As a central figure, Means took part in the negotiations with South Dakota's U.S. senators. Here's an excerpt from the WGBH documentary series "We Shall Remain."
(SOUNDBITE OF DOCUMENTARY "WE SHALL REMAIN")
MEANS: We're not going for later anymore, Senator. I told you over the phone that I bet - and everybody here and down here, have bet with their lives.
RAY: For the American Indian Movement, that bet arguably paid off. Means called the occupation of Wounded Knee a watershed event in the struggle for indigenous rights.
MEANS: It sparked the Indian revolution in the entire hemisphere. Without Wounded Knee, 1973, there would be no Rigoberta Menchu, who won a Nobel Peace Prize and there'd be no Evo Morales, president of Bolivia.
RAY: Many historians agree. Robert Warrior is the director of American Indian Studies at the University of Illinois. Warrior says Means was a complex and controversial figure who successfully used his mainstream celebrity and tribal identity to advance the cause.
ROBERT WARRIOR: You know, Russell could take up the mantel of people like Crazy Horse and Sitting Bull and others. And he managed to pull that off in a really impressive way across a long arc of time.

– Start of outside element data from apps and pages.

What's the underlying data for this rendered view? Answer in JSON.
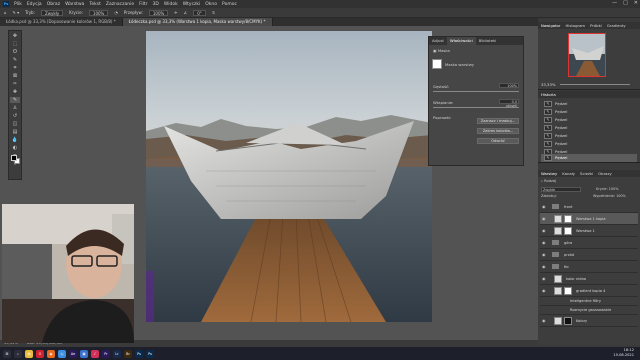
{
  "app": {
    "name": "Ps",
    "menu": [
      "Plik",
      "Edycja",
      "Obraz",
      "Warstwa",
      "Tekst",
      "Zaznaczanie",
      "Filtr",
      "3D",
      "Widok",
      "Wtyczki",
      "Okno",
      "Pomoc"
    ],
    "window_controls": [
      "—",
      "□",
      "✕"
    ]
  },
  "options_bar": {
    "mode_label": "Tryb:",
    "mode_value": "Zwykły",
    "opacity_label": "Krycie:",
    "opacity_value": "100%",
    "flow_label": "Przepływ:",
    "flow_value": "100%",
    "angle_value": "0°"
  },
  "tabs": [
    {
      "label": "Łódka.psd @ 33,3% (Dopasowanie kolorów 1, RGB/8) *",
      "active": false
    },
    {
      "label": "Łódeczka.psd @ 33,3% (Warstwa 1 kopia, Maska warstwy/8/CMYK) *",
      "active": true
    }
  ],
  "toolbar": {
    "tools": [
      "move-icon",
      "marquee-icon",
      "lasso-icon",
      "quick-select-icon",
      "crop-icon",
      "frame-icon",
      "eyedropper-icon",
      "healing-icon",
      "brush-icon",
      "stamp-icon",
      "history-brush-icon",
      "eraser-icon",
      "gradient-icon",
      "blur-icon",
      "dodge-icon",
      "pen-icon",
      "text-icon",
      "path-select-icon",
      "shape-icon",
      "hand-icon",
      "zoom-icon",
      "more-icon"
    ],
    "glyphs": [
      "✥",
      "⬚",
      "ʘ",
      "✎",
      "⌗",
      "⊠",
      "✑",
      "✚",
      "✎",
      "♙",
      "↺",
      "◫",
      "▤",
      "💧",
      "◐",
      "✒",
      "T",
      "➤",
      "▭",
      "✋",
      "🔍",
      "···"
    ]
  },
  "properties_panel": {
    "tabs": [
      "Adjust",
      "Właściwości",
      "Biblioteki"
    ],
    "section_icon_label": "Maska",
    "mask_label": "Maska warstwy",
    "density_label": "Gęstość:",
    "density_value": "100%",
    "feather_label": "Wtapianie:",
    "feather_value": "0,0 pikseli",
    "refine_label": "Poprawki:",
    "buttons": [
      "Zaznacz i maskuj...",
      "Zakres kolorów...",
      "Odwróć"
    ]
  },
  "navigator": {
    "tabs": [
      "Nawigator",
      "Histogram",
      "Próbki",
      "Gradienty"
    ],
    "zoom_value": "33,33%"
  },
  "history": {
    "title": "Historia",
    "items": [
      "Pędzel",
      "Pędzel",
      "Pędzel",
      "Pędzel",
      "Pędzel",
      "Pędzel",
      "Pędzel",
      "Pędzel"
    ]
  },
  "layers": {
    "tabs": [
      "Warstwy",
      "Kanały",
      "Ścieżki",
      "Obrazy"
    ],
    "filter_label": "Rodzaj",
    "blend_mode": "Zwykłe",
    "opacity_label": "Krycie:",
    "opacity_value": "100%",
    "lock_label": "Zablokuj:",
    "fill_label": "Wypełnienie:",
    "fill_value": "100%",
    "rows": [
      {
        "name": "front",
        "type": "folder",
        "sel": false
      },
      {
        "name": "Warstwa 1 kopia",
        "type": "layer-mask",
        "sel": true
      },
      {
        "name": "Warstwa 1",
        "type": "layer-mask",
        "sel": false
      },
      {
        "name": "góra",
        "type": "folder",
        "sel": false
      },
      {
        "name": "przód",
        "type": "folder",
        "sel": false
      },
      {
        "name": "tło",
        "type": "folder",
        "sel": false
      },
      {
        "name": "kolor nieba",
        "type": "layer",
        "sel": false
      },
      {
        "name": "gradient kopia 4",
        "type": "layer-mask",
        "sel": false
      },
      {
        "name": "Inteligentne filtry",
        "type": "sub",
        "sel": false
      },
      {
        "name": "Rozmycie gaussowskie",
        "type": "sub",
        "sel": false
      },
      {
        "name": "Kolory",
        "type": "layer-mask",
        "sel": false
      }
    ]
  },
  "status": {
    "zoom": "33,33%",
    "doc": "Dok: 24,9M/350,3M"
  },
  "taskbar": {
    "icons": [
      {
        "name": "start-icon",
        "glyph": "⊞",
        "color": "#2b2d3a"
      },
      {
        "name": "search-icon",
        "glyph": "⌕",
        "color": "#2b2d3a"
      },
      {
        "name": "explorer-icon",
        "glyph": "▤",
        "color": "#e8b93c"
      },
      {
        "name": "opera-icon",
        "glyph": "O",
        "color": "#d12030"
      },
      {
        "name": "firefox-icon",
        "glyph": "◉",
        "color": "#e66a1f"
      },
      {
        "name": "chrome-icon",
        "glyph": "◎",
        "color": "#3b8ee0"
      },
      {
        "name": "ae-icon",
        "glyph": "Ae",
        "color": "#2a1a5c"
      },
      {
        "name": "store-icon",
        "glyph": "▣",
        "color": "#3b6fd0"
      },
      {
        "name": "music-icon",
        "glyph": "♪",
        "color": "#d0305a"
      },
      {
        "name": "pr-icon",
        "glyph": "Pr",
        "color": "#2a1a5c"
      },
      {
        "name": "lr-icon",
        "glyph": "Lr",
        "color": "#1a2a4c"
      },
      {
        "name": "br-icon",
        "glyph": "Br",
        "color": "#3a2a10"
      },
      {
        "name": "ps-icon",
        "glyph": "Ps",
        "color": "#0b2b4c"
      },
      {
        "name": "ps2-icon",
        "glyph": "Ps",
        "color": "#0b2b4c"
      }
    ],
    "time": "18:12",
    "date": "15.08.2021"
  }
}
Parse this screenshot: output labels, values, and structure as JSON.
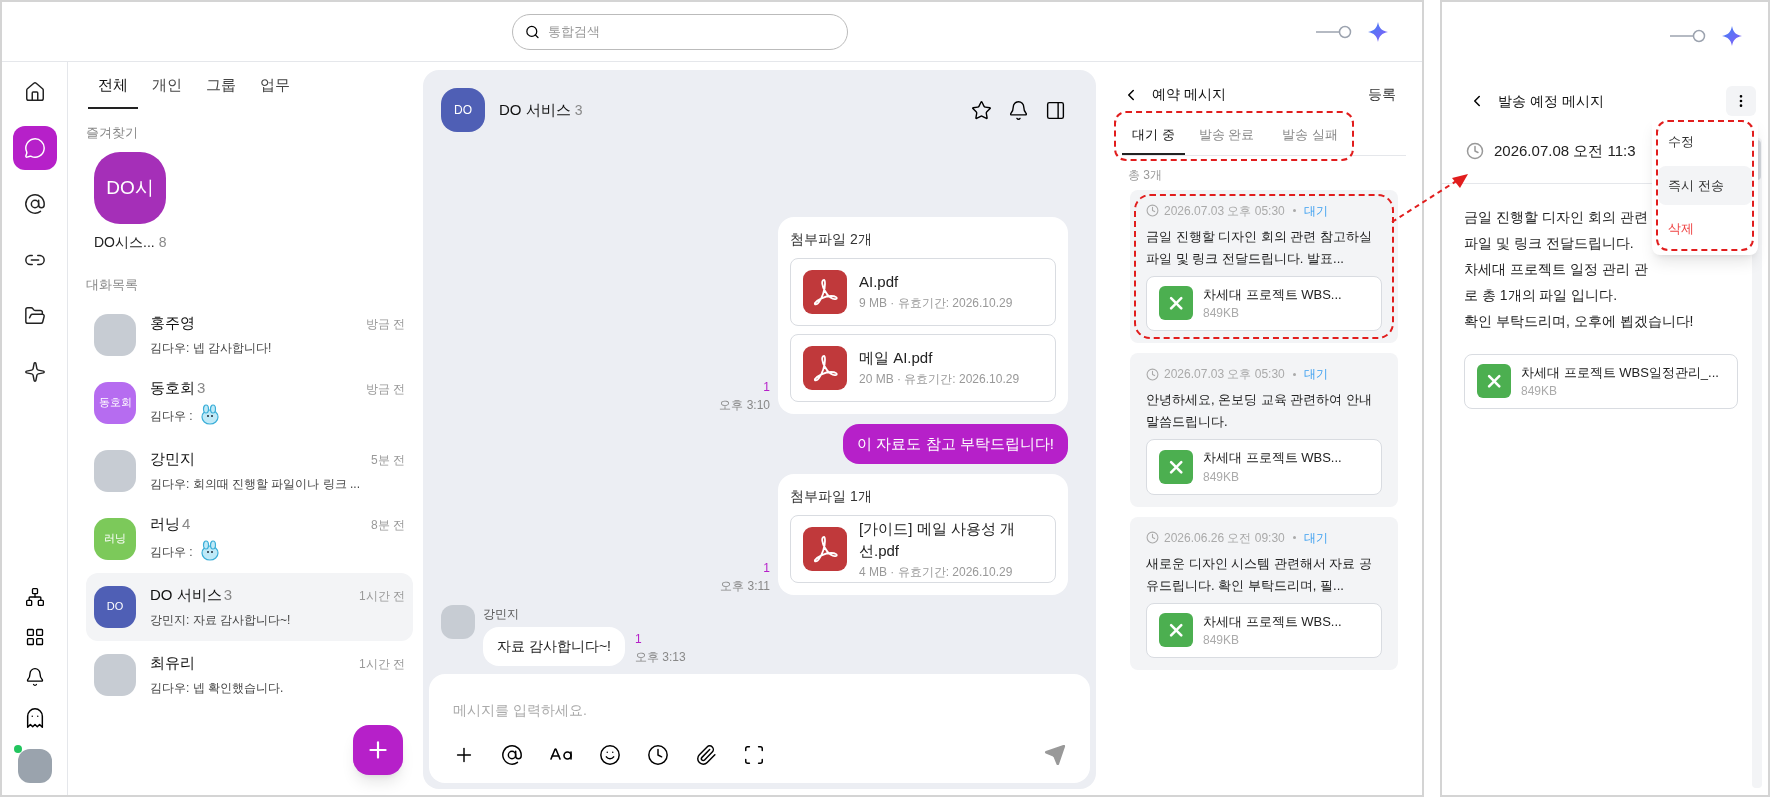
{
  "top_bar": {
    "search": {
      "placeholder": "통합검색"
    }
  },
  "nav": {
    "items": [
      {
        "selected": false
      },
      {
        "selected": true
      },
      {
        "selected": false
      },
      {
        "selected": false
      },
      {
        "selected": false
      },
      {
        "selected": false
      }
    ],
    "user": {
      "online": true
    }
  },
  "list": {
    "tabs": [
      {
        "label": "전체",
        "selected": true
      },
      {
        "label": "개인",
        "selected": false
      },
      {
        "label": "그룹",
        "selected": false
      },
      {
        "label": "업무",
        "selected": false
      }
    ],
    "favorites": {
      "heading": "즐겨찾기",
      "items": [
        {
          "avatar_text": "DO시",
          "color": "#a52fb8",
          "name": "DO시스...",
          "count": "8"
        }
      ]
    },
    "conversations": {
      "heading": "대화목록",
      "items": [
        {
          "kind": "photo",
          "name": "홍주영",
          "time": "방금 전",
          "preview": "김다우: 넵 감사합니다!",
          "sticker": false,
          "selected": false
        },
        {
          "kind": "initials",
          "avatar_text": "동호회",
          "color": "#b66cf0",
          "name": "동호회",
          "count": "3",
          "time": "방금 전",
          "preview": "김다우 :",
          "sticker": true,
          "selected": false
        },
        {
          "kind": "photo",
          "name": "강민지",
          "time": "5분 전",
          "preview": "김다우: 회의때 진행할 파일이나 링크 ...",
          "sticker": false,
          "selected": false
        },
        {
          "kind": "initials",
          "avatar_text": "러닝",
          "color": "#7cc95a",
          "name": "러닝",
          "count": "4",
          "time": "8분 전",
          "preview": "김다우 :",
          "sticker": true,
          "selected": false
        },
        {
          "kind": "initials",
          "avatar_text": "DO",
          "color": "#4f5fb5",
          "name": "DO 서비스",
          "count": "3",
          "time": "1시간 전",
          "preview": "강민지: 자료 감사합니다~!",
          "sticker": false,
          "selected": true
        },
        {
          "kind": "photo",
          "name": "최유리",
          "time": "1시간 전",
          "preview": "김다우: 넵 확인했습니다.",
          "sticker": false,
          "selected": false
        }
      ]
    }
  },
  "chat": {
    "header": {
      "avatar_text": "DO",
      "color": "#4f5fb5",
      "title": "DO 서비스",
      "count": "3"
    },
    "messages": [
      {
        "kind": "attachments",
        "title": "첨부파일 2개",
        "files": [
          {
            "name": "AI.pdf",
            "meta": "9 MB · 유효기간: 2026.10.29"
          },
          {
            "name": "메일 AI.pdf",
            "meta": "20 MB · 유효기간: 2026.10.29"
          }
        ],
        "unread": "1",
        "time": "오후 3:10"
      },
      {
        "kind": "text",
        "text": "이 자료도 참고 부탁드립니다!"
      },
      {
        "kind": "attachments",
        "title": "첨부파일 1개",
        "files": [
          {
            "name": "[가이드] 메일 사용성 개선.pdf",
            "meta": "4 MB · 유효기간: 2026.10.29"
          }
        ],
        "unread": "1",
        "time": "오후 3:11"
      },
      {
        "kind": "incoming",
        "sender": "강민지",
        "text": "자료 감사합니다~!",
        "unread": "1",
        "time": "오후 3:13"
      }
    ],
    "composer": {
      "placeholder": "메시지를 입력하세요."
    }
  },
  "scheduled": {
    "title": "예약 메시지",
    "action": "등록",
    "tabs_callout": true,
    "tabs": [
      {
        "label": "대기 중",
        "selected": true
      },
      {
        "label": "발송 완료",
        "selected": false
      },
      {
        "label": "발송 실패",
        "selected": false
      }
    ],
    "total": "총 3개",
    "items": [
      {
        "time": "2026.07.03 오후 05:30",
        "status": "대기",
        "text": "금일 진행할 디자인 회의 관련 참고하실 파일 및 링크 전달드립니다. 발표...",
        "file": {
          "name": "차세대 프로젝트 WBS...",
          "size": "849KB"
        },
        "callout": true
      },
      {
        "time": "2026.07.03 오후 05:30",
        "status": "대기",
        "text": "안녕하세요, 온보딩 교육 관련하여 안내말씀드립니다.",
        "file": {
          "name": "차세대 프로젝트 WBS...",
          "size": "849KB"
        },
        "callout": false
      },
      {
        "time": "2026.06.26 오전 09:30",
        "status": "대기",
        "text": "새로운 디자인 시스템 관련해서 자료 공유드립니다. 확인 부탁드리며, 필...",
        "file": {
          "name": "차세대 프로젝트 WBS...",
          "size": "849KB"
        },
        "callout": false
      }
    ]
  },
  "detail": {
    "title": "발송 예정 메시지",
    "time": "2026.07.08 오전 11:3",
    "lines": [
      "금일 진행할 디자인 회의 관련",
      "파일 및 링크 전달드립니다.",
      "차세대 프로젝트 일정 관리 관",
      "로 총 1개의 파일 입니다.",
      "확인 부탁드리며, 오후에 뵙겠습니다!"
    ],
    "file": {
      "name": "차세대 프로젝트 WBS일정관리_...",
      "size": "849KB"
    },
    "menu": {
      "callout": true,
      "items": [
        {
          "label": "수정",
          "highlighted": false,
          "danger": false
        },
        {
          "label": "즉시 전송",
          "highlighted": true,
          "danger": false
        },
        {
          "label": "삭제",
          "highlighted": false,
          "danger": true
        }
      ]
    }
  }
}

RAY: Warrior says Means also had his critics. He was accused of failing to pay child support for a number of children he fathered with five wives. And he played a role in the leadership disputes within the American Indian Movement that erupted after the uprising and violence of the early 1970s.
But fellow AIM member, Milo Yellowhair, who fought alongside Means at Wounded Knee, says in spite of what some critics say Means remains a hero to many of his own people.
MILO YELLOWHAIR: He did stand up and he did go to jail. He did get stabbed. He did get beat up. You know, all of the things in the name of our own sovereignty and our own justice system.
RAY: Means remained highly critical of the federal government. He called America's reservation system a type of concentration camp and in 2007, announced a new nation, the Republic of Lakota.
Russell Means never strayed far from the fiery activism of his youth, even while landing significant roles in mainstream films like "Pocahontas." In 2002, when asked if Native American people were still stereotyped in Hollywood, he gave this answer.
MEANS: Hollywood hasn't changed. It is the most racist, anti-Indian institution in the world.
RAY: Russell Means may be remembered for the fictional role he played as the Last Mohican. But it can also be said that he spent much of his real life fighting to make certain his own people won't face that fate.
For NPR News, I'm Charles Michael Ray in Rapid City, South Dakota. Transcript provided by NPR, Copyright National Public Radio.